_Problem_.
Below are records. Find each line in them that holds the word "Layer" and copy it.

(Source data)
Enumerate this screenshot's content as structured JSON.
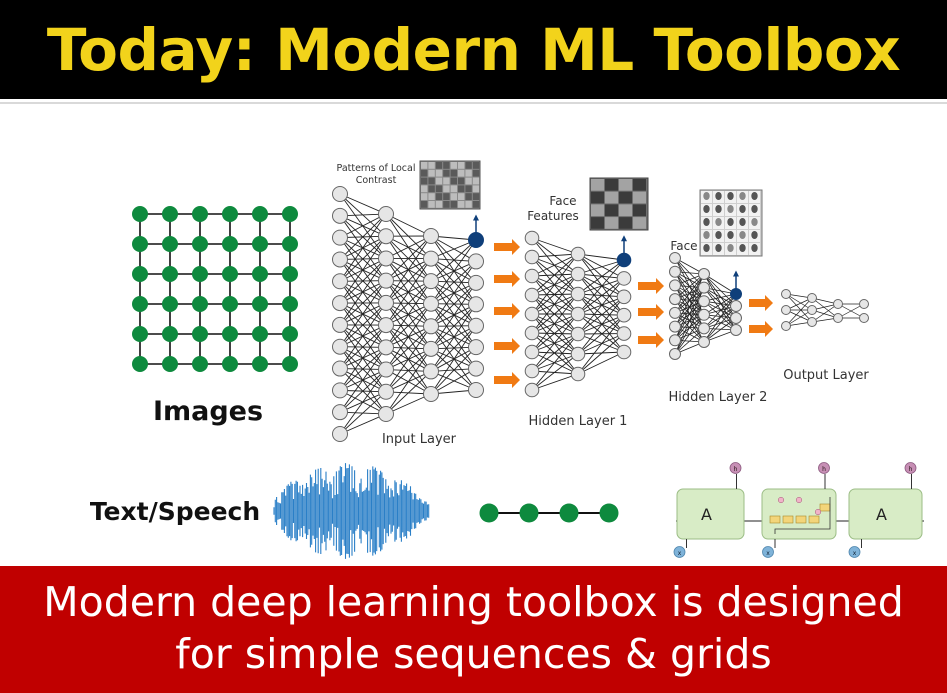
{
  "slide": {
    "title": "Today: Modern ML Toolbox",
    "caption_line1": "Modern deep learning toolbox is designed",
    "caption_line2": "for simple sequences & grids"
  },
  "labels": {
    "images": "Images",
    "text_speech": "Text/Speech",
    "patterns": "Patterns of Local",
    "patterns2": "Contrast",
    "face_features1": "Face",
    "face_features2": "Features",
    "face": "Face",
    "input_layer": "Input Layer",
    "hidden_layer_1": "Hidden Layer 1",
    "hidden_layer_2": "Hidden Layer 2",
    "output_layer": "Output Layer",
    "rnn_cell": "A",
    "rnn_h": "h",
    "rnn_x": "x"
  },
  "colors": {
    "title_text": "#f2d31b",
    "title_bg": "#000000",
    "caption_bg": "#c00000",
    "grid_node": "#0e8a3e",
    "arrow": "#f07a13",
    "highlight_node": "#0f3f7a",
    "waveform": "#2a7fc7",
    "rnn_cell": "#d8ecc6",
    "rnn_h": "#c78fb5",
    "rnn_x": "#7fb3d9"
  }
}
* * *
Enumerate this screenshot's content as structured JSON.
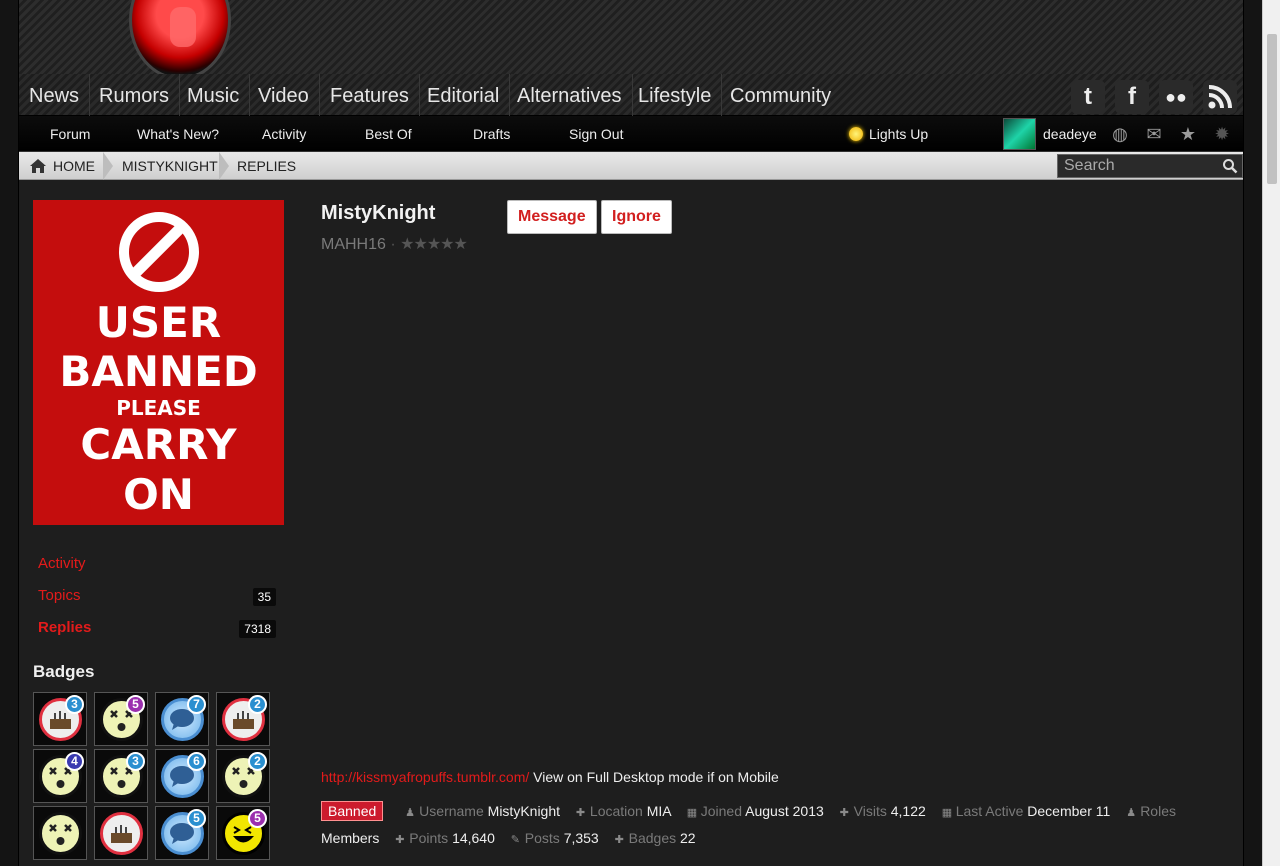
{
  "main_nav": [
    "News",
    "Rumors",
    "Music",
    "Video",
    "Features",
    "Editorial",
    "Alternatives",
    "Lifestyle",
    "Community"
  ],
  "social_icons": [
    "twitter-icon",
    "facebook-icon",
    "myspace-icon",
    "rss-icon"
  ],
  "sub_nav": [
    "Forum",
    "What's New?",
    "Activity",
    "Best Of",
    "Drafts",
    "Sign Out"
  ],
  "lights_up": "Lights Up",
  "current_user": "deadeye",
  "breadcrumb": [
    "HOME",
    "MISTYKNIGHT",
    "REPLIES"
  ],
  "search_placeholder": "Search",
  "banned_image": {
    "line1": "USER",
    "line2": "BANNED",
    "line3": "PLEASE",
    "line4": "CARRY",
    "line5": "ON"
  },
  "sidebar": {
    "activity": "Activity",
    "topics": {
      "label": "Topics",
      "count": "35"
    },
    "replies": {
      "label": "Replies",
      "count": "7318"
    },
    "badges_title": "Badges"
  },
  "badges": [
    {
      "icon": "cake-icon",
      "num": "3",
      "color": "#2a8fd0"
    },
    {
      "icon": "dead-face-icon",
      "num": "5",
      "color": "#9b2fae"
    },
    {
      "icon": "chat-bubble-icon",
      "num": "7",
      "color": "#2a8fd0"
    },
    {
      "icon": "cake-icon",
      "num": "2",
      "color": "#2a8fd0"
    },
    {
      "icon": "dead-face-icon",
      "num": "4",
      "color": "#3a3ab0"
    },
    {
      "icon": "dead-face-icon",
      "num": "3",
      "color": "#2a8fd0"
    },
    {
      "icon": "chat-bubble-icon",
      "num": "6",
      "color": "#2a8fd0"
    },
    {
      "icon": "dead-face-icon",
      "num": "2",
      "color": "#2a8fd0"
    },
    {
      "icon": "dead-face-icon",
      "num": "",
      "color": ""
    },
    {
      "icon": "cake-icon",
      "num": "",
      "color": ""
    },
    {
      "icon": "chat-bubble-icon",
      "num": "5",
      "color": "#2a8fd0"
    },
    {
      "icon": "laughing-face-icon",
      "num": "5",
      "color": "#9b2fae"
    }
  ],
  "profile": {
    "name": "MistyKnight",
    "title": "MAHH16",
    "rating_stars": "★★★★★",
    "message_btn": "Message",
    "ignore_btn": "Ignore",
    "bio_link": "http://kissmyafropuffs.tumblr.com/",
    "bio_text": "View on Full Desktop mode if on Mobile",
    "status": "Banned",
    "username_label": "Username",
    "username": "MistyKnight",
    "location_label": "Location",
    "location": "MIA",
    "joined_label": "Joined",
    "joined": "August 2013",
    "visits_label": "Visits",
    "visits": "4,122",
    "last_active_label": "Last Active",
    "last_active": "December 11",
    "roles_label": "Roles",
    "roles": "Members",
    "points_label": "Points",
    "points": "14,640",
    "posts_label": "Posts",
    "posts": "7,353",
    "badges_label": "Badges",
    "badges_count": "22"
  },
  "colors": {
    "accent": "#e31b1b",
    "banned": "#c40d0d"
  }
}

_Answer box_.
    "input_layer": "Input Layer",
    "hidden_layer_1": "Hidden Layer 1",
    "hidden_layer_2": "Hidden Layer 2",
    "output_layer": "Output Layer",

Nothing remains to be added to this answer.